Practicality has its place, but it’s unlikely to win the prize in Mount Washington’s quest for designs to spark interest in the Boggs and Bailey commercial corridor.
What? Boggs-Bailey has a commercial corridor?
Yeah, that’s the issue: Seven commercial properties that line Boggs Avenue just before it becomes Bailey are all vacant, with a couple of vacant lots among them, and no potential redeveloper has done anything more than kick the tires, said Laura Guralnick, the neighborhood’s Community Development Corporation’s co-interim executive director.
The well-traveled portion of eastern Mount Washington is a target of the nonprofit’s housing and real estate plan. The CDC has $2,000 to reward the winning design in a competition to bring some attention to the blighted conditions.
The deadline is June 10, and the purse comes from the Pittsburgh Urban Leadership Service Experience, or PULSE, and Northwood Realty.
Neil Grbach is the PULSE fellow whose service with the CDC included coming up with the idea, and he is the point person for all design applicants, who can be design students or design professionals.
“We want something out of the box,” he said.
“We’d love to see some fantastic ideas,” Ms. Guralnick said.
The instructions to applicants include this provision: “Please do not worry about feasibility, affordability or zoning issues.”
The point is to get some serious creativity, even playfulness, to present to a larger audience, to start the wheels spinning on possibilities for the nearly 5-acre site.
All the designs will be shown during the Next Three Days pop-up event in the neighborhood on June 17-19. Next Three Days is a festival the city funds to bring fresh eyes to select neighborhoods that most people don’t know. Mount Washington is sharing the event with Allentown, whose Warrington Avenue retail corridor is connected to Mount Washington via Beltzhoover Avenue, which connects to Bailey.
It might seem odd to include Mount Washington in the cohort of little-known neighborhoods, but its millions of visitors rarely see much beyond the stunning views on Grandview Avenue and the retail on Shiloh Street, which is just four blocks long.

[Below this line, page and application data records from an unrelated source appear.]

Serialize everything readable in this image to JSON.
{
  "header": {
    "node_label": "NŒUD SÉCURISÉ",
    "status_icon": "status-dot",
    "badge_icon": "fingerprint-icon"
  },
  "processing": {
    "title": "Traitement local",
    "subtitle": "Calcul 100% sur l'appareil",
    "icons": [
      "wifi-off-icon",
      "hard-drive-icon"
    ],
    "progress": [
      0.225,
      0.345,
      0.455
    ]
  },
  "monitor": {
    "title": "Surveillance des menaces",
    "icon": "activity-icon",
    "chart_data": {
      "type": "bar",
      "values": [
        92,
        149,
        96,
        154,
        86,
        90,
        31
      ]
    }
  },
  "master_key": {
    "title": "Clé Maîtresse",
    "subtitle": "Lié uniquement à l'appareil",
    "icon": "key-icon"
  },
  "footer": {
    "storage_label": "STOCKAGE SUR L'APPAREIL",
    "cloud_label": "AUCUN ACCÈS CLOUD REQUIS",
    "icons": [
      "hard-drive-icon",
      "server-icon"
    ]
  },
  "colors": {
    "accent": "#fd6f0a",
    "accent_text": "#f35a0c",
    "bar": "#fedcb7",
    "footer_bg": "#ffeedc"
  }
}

The rest of the neighborhood is a hodgepodge of wealthy, middle class, working class and poor, with dots of blight. Those dots are hard to redevelop because the cost-per-square-footage ratios of small spaces are high. The CDC fills that gap when it can cobble together enough to pick up a house here and there at treasurer’s sale and put it back together at cost or change.
The Boggs-Bailey site, which includes gently sloping and overgrown land, offers some scale for a profit-minded investor.
“We’ve pitched the area to a number of developers,” Ms. Guralnick said. “They can all see the value in its proximity to amenities, but it either hasn’t penciled out or there are too many other opportunities out there.”
Five property owners besides the CDC, which owns one vacant lot, are part of the conversation about packaging the site, said Greg Panza, an agent for Northwood Realty Services who was on staff at the CDC from 2005 to 2012.
“Our goal includes business and residential,” Ms. Guralnick said. “Revitalizing the Boggs-Bailey corridor was one of the recommendations of our 10-year plan for real estate strategy. This is an underserved part of the neighborhood,” but it is a 10-minute walk from the Mon Incline and a four-minute walk to Grandview Park.
“We want the success of Shiloh Street to draw up and around this corner. It is the midpoint between our business district and East Warrington [in Allentown], which is up and coming.”
CDCs all over the city see the importance of pulling success around corners, to make connections, even to blur neighborhood lines. Boggs-Bailey is a critical link for Mount Washington and for Allentown to both be stronger.
“The competition site is a strategic piece of property,” Mr. Grbach said, “maybe even one of the most strategic pieces of property Mount Washington has seen on the market in the last 10 years.”
The Mount Washington CDC is accepting designs from individuals or teams by mail or in person at 301 Shiloh St., Pittsburgh 15211. For more information, contact Neil@mwcdc.org or 412-481-3220.
Diana Nelson Jones: email@example.com or 412-263-1626.